Data listing below:

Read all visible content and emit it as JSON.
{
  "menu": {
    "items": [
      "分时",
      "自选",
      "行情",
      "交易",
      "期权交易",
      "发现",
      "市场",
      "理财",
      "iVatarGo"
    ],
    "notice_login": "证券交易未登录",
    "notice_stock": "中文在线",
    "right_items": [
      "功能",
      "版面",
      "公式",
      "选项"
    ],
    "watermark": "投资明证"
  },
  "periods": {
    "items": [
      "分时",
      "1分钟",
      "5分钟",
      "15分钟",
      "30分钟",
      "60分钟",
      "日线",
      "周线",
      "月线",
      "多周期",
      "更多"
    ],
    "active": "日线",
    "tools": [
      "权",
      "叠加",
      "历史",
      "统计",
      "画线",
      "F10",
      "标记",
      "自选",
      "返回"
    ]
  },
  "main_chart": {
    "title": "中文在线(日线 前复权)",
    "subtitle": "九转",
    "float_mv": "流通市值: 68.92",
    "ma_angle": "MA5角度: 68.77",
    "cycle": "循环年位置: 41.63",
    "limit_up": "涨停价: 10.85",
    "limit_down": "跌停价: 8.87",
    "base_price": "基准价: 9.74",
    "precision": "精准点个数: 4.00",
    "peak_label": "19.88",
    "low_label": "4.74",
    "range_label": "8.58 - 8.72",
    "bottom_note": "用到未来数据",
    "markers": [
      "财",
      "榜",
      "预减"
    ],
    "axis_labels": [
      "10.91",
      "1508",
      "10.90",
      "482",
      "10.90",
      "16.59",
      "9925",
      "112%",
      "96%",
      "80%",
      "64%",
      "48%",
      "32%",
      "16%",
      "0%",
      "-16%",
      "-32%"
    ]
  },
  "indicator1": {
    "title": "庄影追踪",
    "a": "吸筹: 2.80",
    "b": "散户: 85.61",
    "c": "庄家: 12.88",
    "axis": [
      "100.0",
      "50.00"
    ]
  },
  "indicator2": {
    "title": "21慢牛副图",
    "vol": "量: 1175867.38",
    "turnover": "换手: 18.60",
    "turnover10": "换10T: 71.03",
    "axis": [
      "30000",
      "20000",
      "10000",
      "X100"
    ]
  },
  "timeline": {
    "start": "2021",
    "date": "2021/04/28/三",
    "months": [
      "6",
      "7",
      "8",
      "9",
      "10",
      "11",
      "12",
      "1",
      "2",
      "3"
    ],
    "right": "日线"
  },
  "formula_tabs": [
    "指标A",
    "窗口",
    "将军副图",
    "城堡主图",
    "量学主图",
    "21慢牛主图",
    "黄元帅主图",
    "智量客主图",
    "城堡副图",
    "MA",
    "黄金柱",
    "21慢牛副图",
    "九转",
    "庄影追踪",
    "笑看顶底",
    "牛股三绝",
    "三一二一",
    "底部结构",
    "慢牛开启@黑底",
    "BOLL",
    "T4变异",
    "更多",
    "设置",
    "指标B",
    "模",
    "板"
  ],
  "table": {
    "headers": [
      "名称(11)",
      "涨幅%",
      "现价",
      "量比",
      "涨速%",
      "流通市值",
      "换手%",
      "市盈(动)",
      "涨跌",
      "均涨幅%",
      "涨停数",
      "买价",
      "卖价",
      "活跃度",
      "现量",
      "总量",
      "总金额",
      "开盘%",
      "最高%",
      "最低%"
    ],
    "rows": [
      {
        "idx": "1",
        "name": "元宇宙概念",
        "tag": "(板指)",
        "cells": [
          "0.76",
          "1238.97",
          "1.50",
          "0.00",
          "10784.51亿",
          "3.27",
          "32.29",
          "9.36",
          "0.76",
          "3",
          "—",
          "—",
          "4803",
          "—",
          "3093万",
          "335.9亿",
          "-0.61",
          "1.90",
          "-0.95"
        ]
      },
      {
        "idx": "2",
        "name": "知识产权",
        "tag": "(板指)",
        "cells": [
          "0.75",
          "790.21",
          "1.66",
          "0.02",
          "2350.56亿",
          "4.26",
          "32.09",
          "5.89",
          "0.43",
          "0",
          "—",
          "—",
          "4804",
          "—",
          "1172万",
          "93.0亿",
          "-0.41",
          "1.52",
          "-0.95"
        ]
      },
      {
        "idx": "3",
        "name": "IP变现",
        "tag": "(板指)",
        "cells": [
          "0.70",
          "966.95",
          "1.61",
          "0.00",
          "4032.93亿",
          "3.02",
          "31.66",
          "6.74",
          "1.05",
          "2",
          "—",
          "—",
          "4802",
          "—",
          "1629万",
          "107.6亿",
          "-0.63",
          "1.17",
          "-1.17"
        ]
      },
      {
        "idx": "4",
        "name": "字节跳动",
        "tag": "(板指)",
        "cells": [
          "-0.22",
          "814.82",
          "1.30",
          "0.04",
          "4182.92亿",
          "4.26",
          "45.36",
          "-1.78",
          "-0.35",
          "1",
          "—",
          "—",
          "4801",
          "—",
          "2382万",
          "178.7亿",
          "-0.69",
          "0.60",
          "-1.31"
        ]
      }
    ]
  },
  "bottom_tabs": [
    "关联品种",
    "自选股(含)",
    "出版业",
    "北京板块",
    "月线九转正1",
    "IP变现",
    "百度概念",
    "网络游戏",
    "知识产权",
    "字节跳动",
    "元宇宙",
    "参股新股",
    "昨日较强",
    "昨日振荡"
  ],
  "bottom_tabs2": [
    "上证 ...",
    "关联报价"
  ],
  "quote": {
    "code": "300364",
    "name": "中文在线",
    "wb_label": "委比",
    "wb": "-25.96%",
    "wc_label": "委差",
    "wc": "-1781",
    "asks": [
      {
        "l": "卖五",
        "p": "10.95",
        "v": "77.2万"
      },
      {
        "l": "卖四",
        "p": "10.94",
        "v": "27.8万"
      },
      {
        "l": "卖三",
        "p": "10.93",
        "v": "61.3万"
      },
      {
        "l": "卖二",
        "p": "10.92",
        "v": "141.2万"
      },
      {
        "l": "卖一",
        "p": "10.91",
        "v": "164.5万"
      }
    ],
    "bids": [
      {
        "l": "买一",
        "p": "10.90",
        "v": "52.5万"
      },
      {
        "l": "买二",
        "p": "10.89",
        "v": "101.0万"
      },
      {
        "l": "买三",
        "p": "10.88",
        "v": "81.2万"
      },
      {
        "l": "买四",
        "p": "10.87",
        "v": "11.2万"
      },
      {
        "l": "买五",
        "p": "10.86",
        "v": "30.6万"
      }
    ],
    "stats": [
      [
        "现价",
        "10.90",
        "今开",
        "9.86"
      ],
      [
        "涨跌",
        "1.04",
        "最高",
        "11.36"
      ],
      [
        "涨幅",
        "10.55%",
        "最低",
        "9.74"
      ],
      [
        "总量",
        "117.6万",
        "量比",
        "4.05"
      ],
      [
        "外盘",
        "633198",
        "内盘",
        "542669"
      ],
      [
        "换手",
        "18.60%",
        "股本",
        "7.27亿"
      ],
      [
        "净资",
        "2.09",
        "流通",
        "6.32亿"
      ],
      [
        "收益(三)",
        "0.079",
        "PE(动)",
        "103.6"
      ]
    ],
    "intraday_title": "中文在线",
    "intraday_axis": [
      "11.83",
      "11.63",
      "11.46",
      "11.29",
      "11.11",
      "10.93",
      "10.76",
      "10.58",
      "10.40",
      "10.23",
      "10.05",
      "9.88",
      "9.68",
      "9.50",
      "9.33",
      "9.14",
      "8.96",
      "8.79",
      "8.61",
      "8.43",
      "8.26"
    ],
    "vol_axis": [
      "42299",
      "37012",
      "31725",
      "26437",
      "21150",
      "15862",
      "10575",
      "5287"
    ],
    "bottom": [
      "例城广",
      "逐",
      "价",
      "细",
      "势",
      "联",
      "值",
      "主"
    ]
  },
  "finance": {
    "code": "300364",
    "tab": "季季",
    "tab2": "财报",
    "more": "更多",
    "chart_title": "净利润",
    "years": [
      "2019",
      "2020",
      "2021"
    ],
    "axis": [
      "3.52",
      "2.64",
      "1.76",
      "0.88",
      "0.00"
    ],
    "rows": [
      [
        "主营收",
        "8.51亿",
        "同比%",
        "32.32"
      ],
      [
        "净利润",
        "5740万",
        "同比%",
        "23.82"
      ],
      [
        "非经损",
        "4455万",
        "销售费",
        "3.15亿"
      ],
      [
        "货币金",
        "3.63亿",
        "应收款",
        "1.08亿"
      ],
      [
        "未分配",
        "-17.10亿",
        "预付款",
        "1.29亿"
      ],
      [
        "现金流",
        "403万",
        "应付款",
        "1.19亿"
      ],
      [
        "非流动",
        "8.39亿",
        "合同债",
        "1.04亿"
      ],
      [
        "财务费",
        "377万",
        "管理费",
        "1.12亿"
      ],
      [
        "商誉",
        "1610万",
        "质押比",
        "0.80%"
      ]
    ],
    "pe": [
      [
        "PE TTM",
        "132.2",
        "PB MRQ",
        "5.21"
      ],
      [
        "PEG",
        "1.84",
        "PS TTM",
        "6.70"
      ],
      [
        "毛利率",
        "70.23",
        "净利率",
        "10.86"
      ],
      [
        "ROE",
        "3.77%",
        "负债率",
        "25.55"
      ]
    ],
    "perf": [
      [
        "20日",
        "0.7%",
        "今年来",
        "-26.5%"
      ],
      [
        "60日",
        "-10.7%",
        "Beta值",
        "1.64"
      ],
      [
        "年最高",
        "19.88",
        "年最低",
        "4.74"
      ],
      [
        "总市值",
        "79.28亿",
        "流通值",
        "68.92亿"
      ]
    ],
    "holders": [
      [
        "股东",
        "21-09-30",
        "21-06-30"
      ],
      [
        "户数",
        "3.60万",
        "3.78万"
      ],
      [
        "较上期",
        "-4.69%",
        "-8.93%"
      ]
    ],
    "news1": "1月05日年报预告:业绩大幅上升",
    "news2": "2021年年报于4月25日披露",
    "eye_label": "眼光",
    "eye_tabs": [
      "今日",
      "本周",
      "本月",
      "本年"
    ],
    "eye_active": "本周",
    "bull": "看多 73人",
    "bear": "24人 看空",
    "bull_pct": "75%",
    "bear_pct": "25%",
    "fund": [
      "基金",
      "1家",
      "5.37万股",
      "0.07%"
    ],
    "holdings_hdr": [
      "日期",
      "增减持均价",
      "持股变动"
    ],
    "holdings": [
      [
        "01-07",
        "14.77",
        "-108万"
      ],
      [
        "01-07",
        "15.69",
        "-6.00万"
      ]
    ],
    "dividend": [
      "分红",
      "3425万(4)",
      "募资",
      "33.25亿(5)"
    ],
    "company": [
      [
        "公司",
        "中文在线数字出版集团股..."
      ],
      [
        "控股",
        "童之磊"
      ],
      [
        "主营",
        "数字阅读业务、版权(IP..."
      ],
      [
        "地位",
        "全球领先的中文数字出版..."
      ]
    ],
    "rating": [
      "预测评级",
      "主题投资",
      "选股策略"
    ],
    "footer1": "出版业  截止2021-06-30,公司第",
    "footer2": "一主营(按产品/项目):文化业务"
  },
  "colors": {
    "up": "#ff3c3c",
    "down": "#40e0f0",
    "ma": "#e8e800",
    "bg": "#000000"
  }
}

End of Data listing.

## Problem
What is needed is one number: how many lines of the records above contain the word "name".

## Reply to the task
5